Even when it's aggressive, the FDA has been unable to stem off-label prescribing.
For more than a decade, the FDA has tried to corral the use of Accutane — a drug for severe forms of acne — which can cause birth defects.
As early as 1990, a frustrated FDA official wrote that "intensive regulation has not, cannot and will not achieve the Agency's goal of eliminating pregnancy exposure to Accutane." At the time, the official estimated that 90 percent of Accutane's use by women was off-label, typically for mild acne that can be treated with safer drugs.
Even tough new warnings on the drug's label about suicide, psychosis and depression didn't stop sales.
According to an internal company sales plan for 2001, drug maker Roche concluded that despite extensive media coverage about those new dangers, "prescribers were apparently unmoved by this information."
In 2002, the same FDA official made another estimate that 90 percent of Accutane use was off-label.

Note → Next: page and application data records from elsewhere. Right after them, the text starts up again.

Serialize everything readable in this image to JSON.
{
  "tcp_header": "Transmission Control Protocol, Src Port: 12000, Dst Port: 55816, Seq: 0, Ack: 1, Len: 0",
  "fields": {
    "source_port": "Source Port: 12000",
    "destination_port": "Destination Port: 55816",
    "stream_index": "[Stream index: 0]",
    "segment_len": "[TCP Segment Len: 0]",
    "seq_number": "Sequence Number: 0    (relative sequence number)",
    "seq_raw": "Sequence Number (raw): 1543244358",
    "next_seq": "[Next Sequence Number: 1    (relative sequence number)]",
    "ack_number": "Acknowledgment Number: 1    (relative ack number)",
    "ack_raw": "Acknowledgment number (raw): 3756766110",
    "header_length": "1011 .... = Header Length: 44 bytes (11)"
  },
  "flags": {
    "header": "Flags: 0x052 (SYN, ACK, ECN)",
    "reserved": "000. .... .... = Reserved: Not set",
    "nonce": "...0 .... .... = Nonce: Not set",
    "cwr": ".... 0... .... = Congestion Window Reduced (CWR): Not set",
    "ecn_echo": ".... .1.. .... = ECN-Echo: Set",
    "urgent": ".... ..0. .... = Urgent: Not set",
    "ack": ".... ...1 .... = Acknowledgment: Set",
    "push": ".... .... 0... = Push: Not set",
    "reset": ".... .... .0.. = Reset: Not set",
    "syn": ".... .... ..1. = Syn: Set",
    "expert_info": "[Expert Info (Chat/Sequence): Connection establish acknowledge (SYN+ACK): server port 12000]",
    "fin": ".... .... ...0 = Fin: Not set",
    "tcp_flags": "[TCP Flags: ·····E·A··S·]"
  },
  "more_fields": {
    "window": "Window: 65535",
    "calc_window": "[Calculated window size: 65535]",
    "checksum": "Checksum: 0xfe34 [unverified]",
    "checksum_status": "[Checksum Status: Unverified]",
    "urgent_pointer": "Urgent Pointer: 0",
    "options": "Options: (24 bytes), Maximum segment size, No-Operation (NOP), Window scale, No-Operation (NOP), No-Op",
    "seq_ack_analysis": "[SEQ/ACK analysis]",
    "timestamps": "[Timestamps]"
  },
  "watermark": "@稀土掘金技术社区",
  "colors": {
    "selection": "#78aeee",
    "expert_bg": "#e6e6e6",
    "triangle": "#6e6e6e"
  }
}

The company disputes the FDA estimate. ___
Thalidomide's entry into the U.S. market shows how physicians and the drug industry consider the FDA irrelevant.
The drug was approved in 1998 for a leprosy-related skin condition that's virtually nonexistent in the United States.
After studies showed that the drug might be useful for treating multiple myeloma, a form of cancer, Celgene Corp. aggressively sold that idea to doctors.
One company sales representative went further, telling an oncologist that the drug, marketed as Thalomid, is "good for weight loss," could be used "as an appetite stimulant" and is a "great drug for feelings of general well-being," according to an FDA document describing the sales pitch.
When the doctor asked whether the FDA had approved Thalomid for those uses, the sales rep said, "No, but do you want some material anyway?"
In 2002, the FDA told Celgene that its existing data on multiple myeloma wouldn't be enough to win the agency's approval. The earliest the company says it might seek authorization as a treatment for that form of cancer is 2005.
Today, 70 percent of Thalomid uses are for multiple myeloma, while only 1 percent are for its approved leprosy condition. Celgene, in filings with the Securities and Exchange Commission, declared: "We may not be able to attain or maintain profitability" if physicians prescribe Thalomid only for patients who are diagnosed with leprosy. ___
(Researcher Tish Wells contributed to this report.)